Written by
Chris Hitch

02 Sep 2016

02 Sep 2016 • by Chris Hitch

Lack of integrity is behind almost every corporate scandal. There are, unfortunately, far too many examples that make this case. Earlier this year, Toshiba Corporation made headlines when it admitted to accounting errors dating back to 2010 that caused the company to overstate financial results by approximately $1.2 million dollars. The scandal resulted in the ousting of Toshiba’s then CEO and several other corporate leaders. In February, Brazilian oil giant, Petrobras announced the resignation of its CEO and five other executives after the arrest of more than 80 executives and managers on charges of bribery and money laundering. 

Ethical lapses big and small regularly occur in the in the workplace. A 2014 report released by the Ethics Resource Center found that 41% of the 6,400 employees surveyed said they had observed misconduct on the job. The survey also found that much of the misconduct observed by employees involves continuous, ongoing behavior, not one-time occurrences.

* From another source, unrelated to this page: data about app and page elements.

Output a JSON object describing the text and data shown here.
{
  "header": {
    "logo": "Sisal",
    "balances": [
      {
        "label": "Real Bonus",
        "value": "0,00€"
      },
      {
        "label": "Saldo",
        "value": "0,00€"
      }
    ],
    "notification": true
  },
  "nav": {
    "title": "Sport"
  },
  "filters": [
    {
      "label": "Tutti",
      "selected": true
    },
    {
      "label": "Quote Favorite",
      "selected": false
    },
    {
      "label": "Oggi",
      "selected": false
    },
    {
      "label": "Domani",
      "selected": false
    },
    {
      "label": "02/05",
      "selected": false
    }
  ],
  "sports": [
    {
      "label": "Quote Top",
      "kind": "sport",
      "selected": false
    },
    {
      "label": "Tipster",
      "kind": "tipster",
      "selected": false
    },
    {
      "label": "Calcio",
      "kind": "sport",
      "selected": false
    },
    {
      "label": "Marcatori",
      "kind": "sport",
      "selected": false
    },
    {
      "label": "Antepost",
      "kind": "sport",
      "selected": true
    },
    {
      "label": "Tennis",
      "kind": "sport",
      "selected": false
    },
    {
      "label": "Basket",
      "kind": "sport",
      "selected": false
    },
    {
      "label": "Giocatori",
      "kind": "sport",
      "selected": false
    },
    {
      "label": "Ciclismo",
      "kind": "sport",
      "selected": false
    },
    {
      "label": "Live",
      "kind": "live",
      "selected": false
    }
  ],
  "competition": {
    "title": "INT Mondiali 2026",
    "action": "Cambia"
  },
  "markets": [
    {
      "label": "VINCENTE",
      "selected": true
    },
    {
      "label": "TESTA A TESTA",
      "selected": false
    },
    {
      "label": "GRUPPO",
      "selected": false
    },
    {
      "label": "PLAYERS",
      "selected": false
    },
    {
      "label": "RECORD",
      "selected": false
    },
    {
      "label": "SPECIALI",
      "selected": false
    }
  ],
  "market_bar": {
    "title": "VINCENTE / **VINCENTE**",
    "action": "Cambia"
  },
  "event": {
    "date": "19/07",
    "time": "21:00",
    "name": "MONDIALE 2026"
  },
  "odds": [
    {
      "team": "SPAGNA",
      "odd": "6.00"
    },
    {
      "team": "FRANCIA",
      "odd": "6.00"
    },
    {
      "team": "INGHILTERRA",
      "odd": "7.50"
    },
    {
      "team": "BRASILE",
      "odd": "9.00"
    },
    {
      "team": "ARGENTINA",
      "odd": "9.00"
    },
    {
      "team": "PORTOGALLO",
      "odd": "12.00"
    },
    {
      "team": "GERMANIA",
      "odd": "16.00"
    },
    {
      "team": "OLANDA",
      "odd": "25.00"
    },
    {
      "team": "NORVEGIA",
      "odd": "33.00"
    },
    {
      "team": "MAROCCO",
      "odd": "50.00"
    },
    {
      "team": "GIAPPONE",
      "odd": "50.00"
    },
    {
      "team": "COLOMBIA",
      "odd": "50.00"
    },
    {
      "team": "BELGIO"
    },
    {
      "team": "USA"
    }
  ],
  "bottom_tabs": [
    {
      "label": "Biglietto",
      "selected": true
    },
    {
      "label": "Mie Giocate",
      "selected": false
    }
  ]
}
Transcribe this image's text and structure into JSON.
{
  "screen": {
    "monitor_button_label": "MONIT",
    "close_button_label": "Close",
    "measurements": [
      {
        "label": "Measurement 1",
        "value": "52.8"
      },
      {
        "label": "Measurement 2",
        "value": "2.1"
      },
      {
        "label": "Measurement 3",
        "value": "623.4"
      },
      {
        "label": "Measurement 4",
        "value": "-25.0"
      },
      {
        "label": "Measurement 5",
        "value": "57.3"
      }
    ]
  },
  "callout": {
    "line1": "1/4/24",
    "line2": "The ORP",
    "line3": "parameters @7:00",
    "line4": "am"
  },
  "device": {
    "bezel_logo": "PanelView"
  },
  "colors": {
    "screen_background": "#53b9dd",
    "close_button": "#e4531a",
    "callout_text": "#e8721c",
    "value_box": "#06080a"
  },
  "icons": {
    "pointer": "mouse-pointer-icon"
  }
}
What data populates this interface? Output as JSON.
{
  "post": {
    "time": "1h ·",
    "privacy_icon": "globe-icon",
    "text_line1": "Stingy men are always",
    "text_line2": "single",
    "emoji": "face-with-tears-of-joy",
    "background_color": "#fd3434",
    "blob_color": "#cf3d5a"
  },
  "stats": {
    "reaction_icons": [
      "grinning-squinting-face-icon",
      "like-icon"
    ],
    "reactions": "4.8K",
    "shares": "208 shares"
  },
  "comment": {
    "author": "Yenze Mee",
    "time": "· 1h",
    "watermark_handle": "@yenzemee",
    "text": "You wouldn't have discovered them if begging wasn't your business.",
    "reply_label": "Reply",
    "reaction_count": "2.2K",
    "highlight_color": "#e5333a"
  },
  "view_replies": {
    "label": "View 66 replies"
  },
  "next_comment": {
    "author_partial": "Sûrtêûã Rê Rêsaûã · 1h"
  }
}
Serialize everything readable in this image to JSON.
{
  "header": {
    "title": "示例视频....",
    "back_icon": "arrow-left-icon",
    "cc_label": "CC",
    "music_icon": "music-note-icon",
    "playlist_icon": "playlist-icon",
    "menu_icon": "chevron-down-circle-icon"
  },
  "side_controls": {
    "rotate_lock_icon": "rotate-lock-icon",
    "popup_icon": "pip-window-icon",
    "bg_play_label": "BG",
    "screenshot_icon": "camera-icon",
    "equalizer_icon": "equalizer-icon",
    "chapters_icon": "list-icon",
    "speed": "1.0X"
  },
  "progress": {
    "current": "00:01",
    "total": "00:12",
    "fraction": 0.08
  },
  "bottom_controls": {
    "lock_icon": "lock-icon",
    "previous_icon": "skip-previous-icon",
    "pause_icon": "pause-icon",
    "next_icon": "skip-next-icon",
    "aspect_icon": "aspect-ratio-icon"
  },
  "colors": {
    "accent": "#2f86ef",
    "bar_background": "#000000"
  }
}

The relationship between integrity and sucess

Regardless of its cause, unethical behavior is usually rooted in a win-at-all costs mentality—an employer’s push to increase sales, for example, or an employee’s need to pad his pockets. Yet study after study has shown that organisations with high levels of integrity actually perform better than organsations with low levels of integrity.

Organisations found to lack integrity report that this absence also:

  • Erodes shareholder confidence;
  • Damages the organisation’s reputation in the marketplace;
  • Lowers brand equity;
  • Decreases consumer support, and;
  • Often results in costly attorney’s fees and government fines (Schoeman, 2012).

All of these factors can place an organisation’s future at risk. These costs, however, occur after the lack of integrity has gone public. Studies involving organisations that operate with high levels of integrity show that there is a considerable bottom-line return to acting ethically.

  • A 2000 study by Tony Simons, an associate professor at Cornell University’s School of Hotel Administration, found that hotel employees who believed their managers could be counted on to keep their word were more loyal to the hotel which led to lower employee turnover and better customer service, and ultimately, to a $250,000 profit increase per hotel per year (Simons, 2008).
  • In a study titled “Determinants of the Stock Price Reaction to Allegations of Corporate Misconduct,” authors Murphy, Shrieves, and Tibbs found that allegations of misconduct led to statistically significant declines in reported earnings and more stock price volatility (Kimmel, 2015).

Other studies have found that organisations with high trust levels are 2.5 times more likely than those with low trust levels to have superior revenue growth. Overall, high trust organisations outperform other organisations in achieving business goals, offering excellent customer service, and retaining employees.

How to reinforce integrity in an organisation

Employers can reinforce the tenets of integrity just like they focus on other tenets of their organisational values, such as safety. Many organisations have a safety-first culture and have a “safety minute” during each meeting to reinforce the value of safety. The same framework can be used with integrity.  

To improve integrity at their organisations, HR professionals should consider the following recommendations:

  1. Unethical conduct tends to occur when groups make decisions together. To avoid this tendency, HR and talent management professionals should assign lower-ranking employees (devil’s advocates, so to speak) who are not part of the group or who do not identify strongly with that group to review the groups’ decisions. These advocates should be rotated among the group. 
  2. HR and talent management professionals should strive to create an organizational culture that encourages lower-ranking employees to speak up which promotes some key elements of integrity. These include:
    • Be honest.
    • Be consistent in words, actions, and values.
    • Show respect to everyone.
    • Be selfless.
  3. HR and talent management professionals should develop processes that ensure senior leaders are held accountable for ethical standards such as ethics training.

Organisations that invest in fostering ethical conduct and integrity reap the financial and nonfinancial rewards, including improved employee loyalty and retention and more satisfied customers and stakeholders. They can also avoid the negative outcomes that occur when there is a lack of integrity, including financial losses, fines, decreased customer and employee support, and a damaged reputation.